DESCRIPTION OF THE TASK: Pick out each line of the records in which the word "Bills" appears.
======
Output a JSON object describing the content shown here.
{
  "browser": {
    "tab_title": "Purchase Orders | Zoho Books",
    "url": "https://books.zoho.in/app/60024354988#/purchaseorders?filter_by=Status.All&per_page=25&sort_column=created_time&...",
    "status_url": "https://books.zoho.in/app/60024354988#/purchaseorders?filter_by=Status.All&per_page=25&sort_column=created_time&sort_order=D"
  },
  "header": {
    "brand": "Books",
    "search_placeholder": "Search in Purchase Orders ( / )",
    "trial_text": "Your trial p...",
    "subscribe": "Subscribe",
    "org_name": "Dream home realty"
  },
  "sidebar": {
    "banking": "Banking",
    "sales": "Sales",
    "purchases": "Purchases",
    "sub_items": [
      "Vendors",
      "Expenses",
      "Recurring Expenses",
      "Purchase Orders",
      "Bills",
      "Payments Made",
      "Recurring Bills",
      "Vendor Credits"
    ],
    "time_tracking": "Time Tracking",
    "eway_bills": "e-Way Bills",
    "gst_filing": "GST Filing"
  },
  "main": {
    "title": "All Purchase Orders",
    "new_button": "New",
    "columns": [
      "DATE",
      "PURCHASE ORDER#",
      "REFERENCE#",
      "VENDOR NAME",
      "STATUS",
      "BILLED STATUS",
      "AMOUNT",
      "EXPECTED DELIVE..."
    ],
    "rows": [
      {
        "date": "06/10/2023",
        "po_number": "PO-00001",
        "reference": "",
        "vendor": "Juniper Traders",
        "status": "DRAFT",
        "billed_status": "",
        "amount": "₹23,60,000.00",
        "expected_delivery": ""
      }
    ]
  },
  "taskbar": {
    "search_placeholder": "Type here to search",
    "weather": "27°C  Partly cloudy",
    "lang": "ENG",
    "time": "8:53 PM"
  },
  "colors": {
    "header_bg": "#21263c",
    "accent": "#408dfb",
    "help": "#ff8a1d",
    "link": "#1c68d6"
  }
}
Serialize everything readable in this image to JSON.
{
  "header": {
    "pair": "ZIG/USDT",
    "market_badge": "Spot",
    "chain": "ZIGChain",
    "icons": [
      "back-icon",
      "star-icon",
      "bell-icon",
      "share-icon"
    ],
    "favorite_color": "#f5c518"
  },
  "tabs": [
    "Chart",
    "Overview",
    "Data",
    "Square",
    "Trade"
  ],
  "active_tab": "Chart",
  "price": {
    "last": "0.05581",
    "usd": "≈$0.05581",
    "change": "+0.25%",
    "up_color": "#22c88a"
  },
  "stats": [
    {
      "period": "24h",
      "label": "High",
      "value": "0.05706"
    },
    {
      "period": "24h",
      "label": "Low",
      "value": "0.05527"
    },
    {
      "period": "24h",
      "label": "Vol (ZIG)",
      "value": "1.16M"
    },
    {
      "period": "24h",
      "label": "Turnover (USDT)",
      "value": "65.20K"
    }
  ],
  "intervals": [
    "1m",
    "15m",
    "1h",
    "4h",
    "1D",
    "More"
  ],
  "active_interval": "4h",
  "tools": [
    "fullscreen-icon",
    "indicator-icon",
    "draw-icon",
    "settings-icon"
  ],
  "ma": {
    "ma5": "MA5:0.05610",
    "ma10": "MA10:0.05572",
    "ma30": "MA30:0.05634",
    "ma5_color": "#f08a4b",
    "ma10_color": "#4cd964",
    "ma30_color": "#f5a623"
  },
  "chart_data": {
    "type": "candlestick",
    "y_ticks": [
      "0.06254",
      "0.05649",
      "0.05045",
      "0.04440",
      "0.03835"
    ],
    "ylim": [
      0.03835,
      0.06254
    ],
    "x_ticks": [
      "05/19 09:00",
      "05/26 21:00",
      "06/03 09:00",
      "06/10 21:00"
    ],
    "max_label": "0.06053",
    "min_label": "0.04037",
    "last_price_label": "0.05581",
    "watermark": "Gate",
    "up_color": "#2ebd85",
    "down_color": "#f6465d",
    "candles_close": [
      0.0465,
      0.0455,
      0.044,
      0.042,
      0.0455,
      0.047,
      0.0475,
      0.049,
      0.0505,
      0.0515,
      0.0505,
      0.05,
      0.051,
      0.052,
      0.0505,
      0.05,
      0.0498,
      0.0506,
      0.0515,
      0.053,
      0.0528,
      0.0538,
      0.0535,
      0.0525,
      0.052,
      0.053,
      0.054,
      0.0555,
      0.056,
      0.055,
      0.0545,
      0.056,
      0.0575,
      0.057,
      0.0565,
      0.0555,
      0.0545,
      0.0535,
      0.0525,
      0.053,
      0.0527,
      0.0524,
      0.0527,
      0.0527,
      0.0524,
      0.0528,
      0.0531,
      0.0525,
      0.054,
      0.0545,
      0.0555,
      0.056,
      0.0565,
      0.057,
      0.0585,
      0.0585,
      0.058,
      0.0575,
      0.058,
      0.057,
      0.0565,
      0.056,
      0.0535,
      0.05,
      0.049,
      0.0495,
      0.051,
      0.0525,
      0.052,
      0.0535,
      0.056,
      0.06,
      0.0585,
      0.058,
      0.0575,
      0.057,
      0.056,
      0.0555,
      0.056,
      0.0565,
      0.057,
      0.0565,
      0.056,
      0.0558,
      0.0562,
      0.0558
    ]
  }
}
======
SOLUTION BELOW:
      "Bills",
      "Recurring Bills",
    "eway_bills": "e-Way Bills",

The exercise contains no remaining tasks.